Data extracted from a collection:
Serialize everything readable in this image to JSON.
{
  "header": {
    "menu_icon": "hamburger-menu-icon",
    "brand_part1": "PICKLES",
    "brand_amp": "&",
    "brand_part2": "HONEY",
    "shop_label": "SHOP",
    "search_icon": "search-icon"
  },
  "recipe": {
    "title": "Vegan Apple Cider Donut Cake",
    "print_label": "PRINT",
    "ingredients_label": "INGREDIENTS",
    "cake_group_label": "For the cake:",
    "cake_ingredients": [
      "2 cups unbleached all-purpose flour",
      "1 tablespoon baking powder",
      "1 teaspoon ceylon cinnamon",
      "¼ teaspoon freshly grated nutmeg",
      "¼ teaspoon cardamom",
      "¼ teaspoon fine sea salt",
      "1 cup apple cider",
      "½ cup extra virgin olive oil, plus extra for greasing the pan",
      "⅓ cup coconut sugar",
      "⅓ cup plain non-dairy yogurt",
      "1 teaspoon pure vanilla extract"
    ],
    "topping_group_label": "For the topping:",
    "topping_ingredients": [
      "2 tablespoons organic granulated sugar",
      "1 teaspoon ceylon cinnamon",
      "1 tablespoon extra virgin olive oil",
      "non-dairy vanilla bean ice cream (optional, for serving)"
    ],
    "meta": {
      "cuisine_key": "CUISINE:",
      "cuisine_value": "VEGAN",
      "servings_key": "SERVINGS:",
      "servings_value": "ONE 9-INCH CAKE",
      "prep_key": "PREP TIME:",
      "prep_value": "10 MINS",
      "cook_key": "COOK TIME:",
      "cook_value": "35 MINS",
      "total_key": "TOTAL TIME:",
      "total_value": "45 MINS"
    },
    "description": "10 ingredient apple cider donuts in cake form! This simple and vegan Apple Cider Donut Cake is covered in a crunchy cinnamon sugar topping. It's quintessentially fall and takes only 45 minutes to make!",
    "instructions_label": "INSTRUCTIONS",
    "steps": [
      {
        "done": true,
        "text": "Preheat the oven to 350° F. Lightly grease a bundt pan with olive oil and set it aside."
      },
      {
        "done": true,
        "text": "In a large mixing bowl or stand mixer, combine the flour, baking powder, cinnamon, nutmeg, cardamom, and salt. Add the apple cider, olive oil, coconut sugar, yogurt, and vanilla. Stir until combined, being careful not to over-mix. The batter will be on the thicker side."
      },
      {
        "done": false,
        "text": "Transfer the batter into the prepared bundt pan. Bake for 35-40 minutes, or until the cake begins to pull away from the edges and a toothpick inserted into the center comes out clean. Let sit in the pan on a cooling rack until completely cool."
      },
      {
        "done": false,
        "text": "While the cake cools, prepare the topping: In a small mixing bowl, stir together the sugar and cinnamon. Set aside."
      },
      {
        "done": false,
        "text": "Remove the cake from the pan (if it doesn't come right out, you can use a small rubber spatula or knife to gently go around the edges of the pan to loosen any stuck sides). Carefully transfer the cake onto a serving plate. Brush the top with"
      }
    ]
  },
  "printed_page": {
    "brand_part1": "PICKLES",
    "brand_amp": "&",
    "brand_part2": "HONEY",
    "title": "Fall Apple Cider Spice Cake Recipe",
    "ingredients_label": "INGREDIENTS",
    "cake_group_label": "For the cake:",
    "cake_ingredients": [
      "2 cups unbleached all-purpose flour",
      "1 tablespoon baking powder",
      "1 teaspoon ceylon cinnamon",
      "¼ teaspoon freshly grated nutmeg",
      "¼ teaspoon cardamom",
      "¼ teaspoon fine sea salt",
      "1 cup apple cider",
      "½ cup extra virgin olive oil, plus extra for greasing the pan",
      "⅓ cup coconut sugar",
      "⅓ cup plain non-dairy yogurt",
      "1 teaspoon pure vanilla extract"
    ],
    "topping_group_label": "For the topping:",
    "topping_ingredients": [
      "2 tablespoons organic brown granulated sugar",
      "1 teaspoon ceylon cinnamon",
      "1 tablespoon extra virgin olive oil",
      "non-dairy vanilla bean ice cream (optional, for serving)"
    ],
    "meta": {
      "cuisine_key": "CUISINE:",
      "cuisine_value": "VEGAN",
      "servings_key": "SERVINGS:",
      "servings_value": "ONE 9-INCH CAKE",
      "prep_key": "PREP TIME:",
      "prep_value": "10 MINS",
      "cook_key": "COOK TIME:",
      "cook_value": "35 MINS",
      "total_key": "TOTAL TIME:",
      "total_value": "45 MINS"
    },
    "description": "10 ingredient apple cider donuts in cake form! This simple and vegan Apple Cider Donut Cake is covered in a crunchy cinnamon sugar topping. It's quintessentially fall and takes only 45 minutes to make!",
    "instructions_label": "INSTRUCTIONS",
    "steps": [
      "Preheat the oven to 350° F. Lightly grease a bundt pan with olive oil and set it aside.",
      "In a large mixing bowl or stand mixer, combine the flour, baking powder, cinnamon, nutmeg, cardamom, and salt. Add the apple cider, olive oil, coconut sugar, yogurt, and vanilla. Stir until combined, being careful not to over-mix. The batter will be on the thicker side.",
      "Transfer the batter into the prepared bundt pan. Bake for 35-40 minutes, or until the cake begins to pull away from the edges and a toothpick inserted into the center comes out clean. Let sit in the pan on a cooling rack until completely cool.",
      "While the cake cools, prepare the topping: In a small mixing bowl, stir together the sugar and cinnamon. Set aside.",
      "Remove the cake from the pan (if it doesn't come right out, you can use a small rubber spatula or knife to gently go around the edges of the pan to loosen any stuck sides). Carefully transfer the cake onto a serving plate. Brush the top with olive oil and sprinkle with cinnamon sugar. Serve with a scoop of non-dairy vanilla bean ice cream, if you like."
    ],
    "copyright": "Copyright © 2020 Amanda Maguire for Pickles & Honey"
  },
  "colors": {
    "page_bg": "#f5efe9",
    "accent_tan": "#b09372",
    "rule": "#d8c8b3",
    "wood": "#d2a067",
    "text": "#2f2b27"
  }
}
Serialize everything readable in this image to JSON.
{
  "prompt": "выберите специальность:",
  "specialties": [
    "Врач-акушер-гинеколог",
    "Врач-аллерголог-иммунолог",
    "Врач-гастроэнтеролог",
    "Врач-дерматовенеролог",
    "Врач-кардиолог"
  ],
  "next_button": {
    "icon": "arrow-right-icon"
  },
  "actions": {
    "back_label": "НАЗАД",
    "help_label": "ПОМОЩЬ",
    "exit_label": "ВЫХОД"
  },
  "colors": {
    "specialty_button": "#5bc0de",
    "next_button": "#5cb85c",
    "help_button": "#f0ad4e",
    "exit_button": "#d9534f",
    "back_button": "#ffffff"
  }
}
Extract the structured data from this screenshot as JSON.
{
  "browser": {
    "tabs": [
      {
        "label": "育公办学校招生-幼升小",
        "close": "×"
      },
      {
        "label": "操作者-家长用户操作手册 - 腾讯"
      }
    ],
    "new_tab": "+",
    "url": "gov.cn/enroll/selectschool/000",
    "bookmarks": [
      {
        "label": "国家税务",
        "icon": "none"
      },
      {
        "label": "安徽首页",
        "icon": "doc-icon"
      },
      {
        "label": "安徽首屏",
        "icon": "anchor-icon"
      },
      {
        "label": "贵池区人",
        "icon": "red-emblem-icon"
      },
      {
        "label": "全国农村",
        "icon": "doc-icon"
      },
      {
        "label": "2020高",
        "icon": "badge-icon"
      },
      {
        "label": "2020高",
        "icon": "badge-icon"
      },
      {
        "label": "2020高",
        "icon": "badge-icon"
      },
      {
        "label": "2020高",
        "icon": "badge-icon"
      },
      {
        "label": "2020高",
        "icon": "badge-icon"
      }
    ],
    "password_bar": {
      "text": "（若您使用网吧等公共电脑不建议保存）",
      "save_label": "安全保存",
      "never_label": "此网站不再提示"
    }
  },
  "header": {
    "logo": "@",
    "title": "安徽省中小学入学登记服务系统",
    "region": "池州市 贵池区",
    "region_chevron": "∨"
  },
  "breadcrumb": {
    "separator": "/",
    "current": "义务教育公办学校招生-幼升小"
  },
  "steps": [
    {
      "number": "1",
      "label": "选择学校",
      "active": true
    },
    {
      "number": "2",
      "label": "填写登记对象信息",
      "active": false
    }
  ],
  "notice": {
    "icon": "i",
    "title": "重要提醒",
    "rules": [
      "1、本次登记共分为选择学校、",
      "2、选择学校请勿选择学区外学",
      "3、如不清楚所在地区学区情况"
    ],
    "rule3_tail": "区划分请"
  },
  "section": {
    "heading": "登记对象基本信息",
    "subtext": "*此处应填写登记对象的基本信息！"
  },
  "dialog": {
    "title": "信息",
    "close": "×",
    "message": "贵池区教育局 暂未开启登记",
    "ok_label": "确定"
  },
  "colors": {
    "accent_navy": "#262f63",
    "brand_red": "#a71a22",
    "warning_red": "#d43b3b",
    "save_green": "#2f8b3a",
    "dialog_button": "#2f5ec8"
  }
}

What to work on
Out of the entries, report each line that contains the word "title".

Expected output
    "title": "Vegan Apple Cider Donut Cake",
    "title": "Fall Apple Cider Spice Cake Recipe",
    "title": "安徽省中小学入学登记服务系统",
    "title": "重要提醒",
    "title": "信息",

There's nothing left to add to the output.